As I popped jell capsules of fruity artificial flavoring into my mouth I nearly choke. Five little black spots dot my palm. My heart rate spikes as I clench my hands into a fist. I rub my eyes and look again. The dots glare defiantly up at me. “Can I borrow some hand sanitizer?” I blurt.

Mrs. Sandfield narrows her eyes and holds out her bottle. With a closed fist I stand up and take a step towards her. The world lurches under my feet. I barely feel the cool tile as I hit the ground. I see two Maries swinging out of her desk and jumping over me. Black dots dance in my eyes. “Help,” I croak even though I know they won’t help me. They can’t help me or they’ll get sick. They won’t ever use this room again. It’s contaminated.

The door slams shut behind them. The lock clicks. I can almost see the yellow police tape as the black dots blot out the world.

Asylum: The Knocker

I hear the knocking. Holding my breath I glare into the intense darkness straining my ears for the most minuscule sound. There it is! It’s getting louder, the rapping of knuckles against wood. It’s impatient. Someone should really get the door, but I cannot. Paralyzed I lay in wait. The doors unlocked. Maybe whoever it is will figure it out and just come in.

Rap, tap, tap. Again and again and again. The sound beats on my brain pounding like that clanking old type writer that, that poet hammers on upstairs when decent people are sleeping.

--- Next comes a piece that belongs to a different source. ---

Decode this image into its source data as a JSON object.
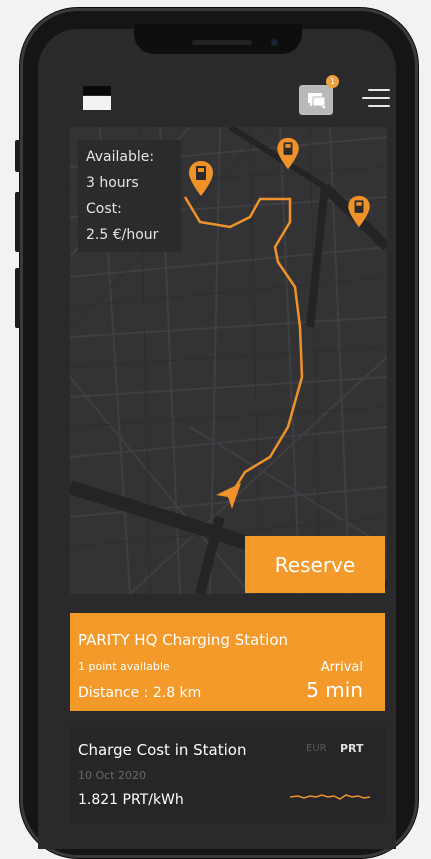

Rap, tap, tap. It’s worse than the old woman two floors down who hacked through Beethoven’s symphonies on piano, worse than the young man two doors down who sung opera painfully out of tune in the wrong key.

Rap, tap, tap. I wish I could swing myself out of bed, but if I try they will come back in with the big needle and I’ll spin back into endless nightmares. The big needle doesn’t stop the nightmares. They think it does, but they’re wrong. They pretend not to hear me scream after they use it. Who cares if it doesn’t work as long as I’m not awake to cause trouble. They don’t care.

Rap, tap, tap. Rap, tap, tap. The noise crescendos. I’m surprised they don’t hear it. Shouldn’t they hear it? Shouldn’t they stop it?

Rap, tap, tap. Rap, tap, tap. “Stop it! Stooooop!”

The doors bang open. I struggle to sit up. I have to get my hands free. Why won’t they take this stupid jacket off? How am I supposed to do anything with this stupid jacket on? Rap, tap, tap “Shhhh! It’s alright. Just lay back down.” It’s one of them. The voice bites through the air. I can smell the bloody mouth. I can see the bulge of the needle concealed beneath the lab coat.

Rap, tap, tap. Rap, tap, tap. “Please, please. I’ll go back to bed. I just can’t take the tapping. Please stop the tapping.” I can’t free my hands. I need to free my hands.

Rap, tap, tap. Rap, tap, tap. The doctor pulls the big needle from his coat. “No, please! I will sleep! Just stop the tapping!”

Rap, tap, tap. Rap, tap, tap. Faster and faster. I wriggle as the needle pinches my neck. “Shhhhh! Just go to sleep. It’s alright. There ain’t no tapping. You’ll be fine.”

Rap, tap, tap. Rap, tap. Rap, tap. The darkness smothers me. I struggle to fight it. I just have to get my hands free.

Creak. The doctor’s mumbling drifts back to me. “Good thing it was only Fred this time. Poor guy always hears things. He doesn’t know he’s got four other people rattling round his brain.”

The darkness swallows me and I see her standing over me, the knocker. Her yellow eyes glow through the blackness. “Took you long enough. Out! It’s my turn.”

A First Post: Where Wit Goes to Die

First blog. First post. More intimidating than a glaring blank piece of paper. I see the noose swinging in the breaking dawn. Pinks and soft oranges swirl in the sky like water colors. As I ascend the wobbly wooden steps I gulp down the crisp morning air and nearly choke. The air is too clean. As the crowd gathers a smile tugs at my lips. They didn’t come for me. They came to cheer for death blissfully unaware that they are the sick ones not I.